• [Description of the task]:
Each record below is to be reproduced without any change.

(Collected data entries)

- Opening Delimiter -

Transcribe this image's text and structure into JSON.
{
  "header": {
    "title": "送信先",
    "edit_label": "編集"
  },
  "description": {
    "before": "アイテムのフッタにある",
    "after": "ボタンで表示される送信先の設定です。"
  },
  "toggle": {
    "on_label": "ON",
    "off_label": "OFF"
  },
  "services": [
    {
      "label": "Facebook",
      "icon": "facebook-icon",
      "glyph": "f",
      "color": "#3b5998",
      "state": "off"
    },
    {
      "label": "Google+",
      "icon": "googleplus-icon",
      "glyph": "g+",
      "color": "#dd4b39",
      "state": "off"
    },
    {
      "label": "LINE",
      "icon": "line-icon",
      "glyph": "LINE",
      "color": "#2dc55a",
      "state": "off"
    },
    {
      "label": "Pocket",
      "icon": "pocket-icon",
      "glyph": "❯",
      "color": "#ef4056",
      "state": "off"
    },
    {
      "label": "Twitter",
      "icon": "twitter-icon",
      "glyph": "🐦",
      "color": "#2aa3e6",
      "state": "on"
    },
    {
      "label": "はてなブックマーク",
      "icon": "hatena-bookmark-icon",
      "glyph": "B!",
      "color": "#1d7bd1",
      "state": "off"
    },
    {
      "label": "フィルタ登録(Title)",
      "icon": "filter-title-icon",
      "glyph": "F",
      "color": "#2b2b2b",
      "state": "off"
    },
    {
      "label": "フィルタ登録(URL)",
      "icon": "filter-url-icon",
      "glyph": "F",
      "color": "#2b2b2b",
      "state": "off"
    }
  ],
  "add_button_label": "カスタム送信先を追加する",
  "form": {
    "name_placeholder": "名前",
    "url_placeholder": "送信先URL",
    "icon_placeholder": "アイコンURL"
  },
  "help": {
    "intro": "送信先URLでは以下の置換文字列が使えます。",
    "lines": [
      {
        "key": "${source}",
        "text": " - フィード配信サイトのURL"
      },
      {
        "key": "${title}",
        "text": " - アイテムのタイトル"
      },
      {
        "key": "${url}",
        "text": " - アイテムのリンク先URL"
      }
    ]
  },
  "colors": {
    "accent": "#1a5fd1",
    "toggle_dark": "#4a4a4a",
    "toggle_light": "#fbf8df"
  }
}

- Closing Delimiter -

• [Expected answer]:
Transcribe this image's text and structure into JSON.
{
  "header": {
    "title": "送信先",
    "edit_label": "編集"
  },
  "description": {
    "before": "アイテムのフッタにある",
    "after": "ボタンで表示される送信先の設定です。"
  },
  "toggle": {
    "on_label": "ON",
    "off_label": "OFF"
  },
  "services": [
    {
      "label": "Facebook",
      "icon": "facebook-icon",
      "glyph": "f",
      "color": "#3b5998",
      "state": "off"
    },
    {
      "label": "Google+",
      "icon": "googleplus-icon",
      "glyph": "g+",
      "color": "#dd4b39",
      "state": "off"
    },
    {
      "label": "LINE",
      "icon": "line-icon",
      "glyph": "LINE",
      "color": "#2dc55a",
      "state": "off"
    },
    {
      "label": "Pocket",
      "icon": "pocket-icon",
      "glyph": "❯",
      "color": "#ef4056",
      "state": "off"
    },
    {
      "label": "Twitter",
      "icon": "twitter-icon",
      "glyph": "🐦",
      "color": "#2aa3e6",
      "state": "on"
    },
    {
      "label": "はてなブックマーク",
      "icon": "hatena-bookmark-icon",
      "glyph": "B!",
      "color": "#1d7bd1",
      "state": "off"
    },
    {
      "label": "フィルタ登録(Title)",
      "icon": "filter-title-icon",
      "glyph": "F",
      "color": "#2b2b2b",
      "state": "off"
    },
    {
      "label": "フィルタ登録(URL)",
      "icon": "filter-url-icon",
      "glyph": "F",
      "color": "#2b2b2b",
      "state": "off"
    }
  ],
  "add_button_label": "カスタム送信先を追加する",
  "form": {
    "name_placeholder": "名前",
    "url_placeholder": "送信先URL",
    "icon_placeholder": "アイコンURL"
  },
  "help": {
    "intro": "送信先URLでは以下の置換文字列が使えます。",
    "lines": [
      {
        "key": "${source}",
        "text": " - フィード配信サイトのURL"
      },
      {
        "key": "${title}",
        "text": " - アイテムのタイトル"
      },
      {
        "key": "${url}",
        "text": " - アイテムのリンク先URL"
      }
    ]
  },
  "colors": {
    "accent": "#1a5fd1",
    "toggle_dark": "#4a4a4a",
    "toggle_light": "#fbf8df"
  }
}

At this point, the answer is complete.